That’s because transportation is the lifeblood of today’s global economy. And if we can’t move goods and people faster and more efficiently than our competition, there’s no way we can remain the most prosperous and productive country in the world. The undeniable fact is that our existing systems are not up to tomorrow's load.
Unfortunately, some continue to take the short view on our economy. Robert Samuelson's attack on President Obama's high-speed rail initiative in Monday’s Washington Post was equally as shortsighted as the Post’s editorial last month criticizing our high-speed rail plan.
But as the Secretary of Transportation, let me be clear: there is no amount of money that could build enough capacity on our highways and at airports to keep up with our expected population growth in coming decades. America’s population will grow by 70 million in the next 25 years and 100 million in the next 40 years. Adding capacity to an interstate highway in the congested Northeast would cost more than $40 million per mile and cause enormous traffic backups, assuming we even had the space. A relatively “inexpensive” airport runway can cost half a billion dollars to construct.
High-speed rail can alleviate congestion both in the air and on our roads. It can do that with more energy efficiency than other forms of transportation. High-speed rail will involve upgrades to our freight rail system that will be needed to serve a swelling population. And it will support an industry that will add jobs for our workers.
In fact, more than 30 foreign and domestic rail manufacturers and suppliers have committed to locating or expanding their base of operations in the United States if they get the chance to work on our high speed rail program. Some are already locating here.
Siemens, for example, is manufacturing train cars and other equipment in Sacramento. CAF is doing the same in Elmira, New York. Caterpillar/EMD is building a locomotive assembly plant in Indiana. And Steel Dynamics, Inc. is expanding a steel manufacturing plant in Columbia City, Indiana.
One need look no further than Wisconsin to see that rail companies are chomping at the bit to hire American workers and use American materials to help jump-start an American high-speed rail manufacturing industry. Talgo, a Spanish-owned rail manufacturer, set up shop in Milwaukee, hiring more than 100 workers and planning to hire even more. When Governor Scott Walker closed the door on Wisconsin's high-speed rail segment, Talgo decided to close the door on its operation in Milwaukee and move elsewhere.
Along the increasingly congested roadways near Amtrak's Keystone Corridor in Pennsylvania, we can see an example of how American rail works. Harrisburg-to-Philadelphia is too short a distance to fly, but too long for some travelers to drive. Amtrak upgrades to that corridor's rail line increased speeds significantly so that ridership increased by 57 percent. And business travelers like the line because they can work while traveling--unlike drivers who would otherwise be stuck in traffic.

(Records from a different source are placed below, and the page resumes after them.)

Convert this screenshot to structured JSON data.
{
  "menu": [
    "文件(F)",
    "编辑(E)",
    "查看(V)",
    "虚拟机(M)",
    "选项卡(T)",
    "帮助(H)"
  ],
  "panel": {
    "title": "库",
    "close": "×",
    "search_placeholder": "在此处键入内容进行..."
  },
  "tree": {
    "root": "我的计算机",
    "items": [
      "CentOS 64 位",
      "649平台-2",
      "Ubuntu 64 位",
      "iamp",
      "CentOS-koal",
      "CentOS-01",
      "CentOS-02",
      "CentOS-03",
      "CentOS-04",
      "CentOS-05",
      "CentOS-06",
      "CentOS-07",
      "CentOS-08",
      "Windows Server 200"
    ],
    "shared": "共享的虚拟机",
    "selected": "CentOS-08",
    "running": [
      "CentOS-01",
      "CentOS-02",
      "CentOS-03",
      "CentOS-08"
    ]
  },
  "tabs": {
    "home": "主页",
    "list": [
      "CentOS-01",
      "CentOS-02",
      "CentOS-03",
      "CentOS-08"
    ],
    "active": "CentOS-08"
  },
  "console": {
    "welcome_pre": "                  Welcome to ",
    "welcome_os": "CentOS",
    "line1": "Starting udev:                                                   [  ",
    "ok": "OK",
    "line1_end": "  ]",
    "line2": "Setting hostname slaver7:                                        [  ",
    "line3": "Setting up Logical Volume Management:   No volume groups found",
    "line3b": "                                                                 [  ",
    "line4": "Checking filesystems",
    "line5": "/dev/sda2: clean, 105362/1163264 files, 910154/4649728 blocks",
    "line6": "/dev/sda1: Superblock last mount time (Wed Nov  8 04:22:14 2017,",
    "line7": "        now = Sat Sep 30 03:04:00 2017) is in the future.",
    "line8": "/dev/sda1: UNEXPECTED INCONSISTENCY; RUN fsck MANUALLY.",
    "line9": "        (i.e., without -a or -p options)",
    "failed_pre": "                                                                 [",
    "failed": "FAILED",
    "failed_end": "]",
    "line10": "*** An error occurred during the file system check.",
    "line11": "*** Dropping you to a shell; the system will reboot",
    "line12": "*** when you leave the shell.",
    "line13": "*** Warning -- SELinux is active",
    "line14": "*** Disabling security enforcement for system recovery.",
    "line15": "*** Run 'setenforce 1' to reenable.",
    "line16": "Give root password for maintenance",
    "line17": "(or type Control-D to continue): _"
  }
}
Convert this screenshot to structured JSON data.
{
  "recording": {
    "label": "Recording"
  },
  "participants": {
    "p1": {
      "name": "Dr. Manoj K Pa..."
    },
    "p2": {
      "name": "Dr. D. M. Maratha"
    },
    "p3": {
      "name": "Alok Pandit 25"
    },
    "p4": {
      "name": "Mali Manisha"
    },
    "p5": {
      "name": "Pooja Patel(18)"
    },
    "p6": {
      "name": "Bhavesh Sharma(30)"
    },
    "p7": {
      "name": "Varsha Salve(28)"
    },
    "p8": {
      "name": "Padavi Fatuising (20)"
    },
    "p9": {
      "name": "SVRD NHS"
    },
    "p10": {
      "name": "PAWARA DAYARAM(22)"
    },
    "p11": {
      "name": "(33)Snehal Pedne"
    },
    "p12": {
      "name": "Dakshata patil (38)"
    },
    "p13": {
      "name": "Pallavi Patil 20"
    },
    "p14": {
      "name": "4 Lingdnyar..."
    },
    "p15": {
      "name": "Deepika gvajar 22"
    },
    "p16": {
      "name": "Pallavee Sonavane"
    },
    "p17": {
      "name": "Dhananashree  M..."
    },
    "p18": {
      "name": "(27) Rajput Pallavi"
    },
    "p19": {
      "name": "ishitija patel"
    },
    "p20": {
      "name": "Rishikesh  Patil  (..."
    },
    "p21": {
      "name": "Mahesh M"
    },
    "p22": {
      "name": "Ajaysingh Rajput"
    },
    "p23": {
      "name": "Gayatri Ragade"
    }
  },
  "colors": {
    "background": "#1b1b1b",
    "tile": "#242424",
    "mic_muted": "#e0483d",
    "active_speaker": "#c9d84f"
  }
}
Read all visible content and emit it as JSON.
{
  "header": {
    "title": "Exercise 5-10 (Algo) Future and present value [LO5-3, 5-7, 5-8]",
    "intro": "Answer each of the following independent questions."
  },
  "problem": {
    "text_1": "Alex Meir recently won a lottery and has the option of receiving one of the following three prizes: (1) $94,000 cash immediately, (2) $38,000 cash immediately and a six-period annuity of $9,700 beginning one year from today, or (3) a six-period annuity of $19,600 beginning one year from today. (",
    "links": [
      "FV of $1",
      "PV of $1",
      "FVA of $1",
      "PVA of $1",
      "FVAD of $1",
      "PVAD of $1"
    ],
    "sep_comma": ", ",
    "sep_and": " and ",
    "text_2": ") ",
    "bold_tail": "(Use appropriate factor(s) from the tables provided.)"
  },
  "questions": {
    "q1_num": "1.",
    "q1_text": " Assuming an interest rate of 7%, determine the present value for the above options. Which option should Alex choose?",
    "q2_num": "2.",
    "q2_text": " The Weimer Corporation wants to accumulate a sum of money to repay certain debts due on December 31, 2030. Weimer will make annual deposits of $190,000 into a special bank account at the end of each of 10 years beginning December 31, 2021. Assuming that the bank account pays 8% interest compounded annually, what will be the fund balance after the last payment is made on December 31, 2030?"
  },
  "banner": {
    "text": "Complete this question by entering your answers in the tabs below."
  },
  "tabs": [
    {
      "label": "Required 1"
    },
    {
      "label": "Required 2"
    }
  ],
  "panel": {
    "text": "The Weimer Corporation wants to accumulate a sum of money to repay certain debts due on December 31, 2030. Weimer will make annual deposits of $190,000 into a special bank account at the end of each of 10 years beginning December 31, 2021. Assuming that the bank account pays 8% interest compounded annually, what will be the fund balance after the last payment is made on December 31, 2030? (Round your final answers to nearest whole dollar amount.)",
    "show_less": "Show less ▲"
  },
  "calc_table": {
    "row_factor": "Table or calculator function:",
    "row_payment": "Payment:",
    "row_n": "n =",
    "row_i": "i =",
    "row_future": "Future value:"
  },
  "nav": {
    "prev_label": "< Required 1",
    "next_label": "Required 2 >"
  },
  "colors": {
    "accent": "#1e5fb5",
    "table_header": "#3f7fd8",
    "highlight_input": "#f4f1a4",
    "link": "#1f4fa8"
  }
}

Amtrak's enormously successful Acela service in the Northeast Corridor demonstrates that safe, convenient, reliable passenger rail can carry its own weight. Last year that line took in $1.40 in revenue for every dollar in operating costs, and Amtrak has enjoyed 15 straight months of ridership growth.
The President understands what the Washington Post does not—that we can’t shortchange tomorrow's economy by failing to lay the foundation for growth today. That’s why the President Obama is launching a high-speed rail network that will serve 80 percent of Americans and its legacy will be more than trains, tracks, and ties. It will be an economy on the move and a future that we are prepared to win.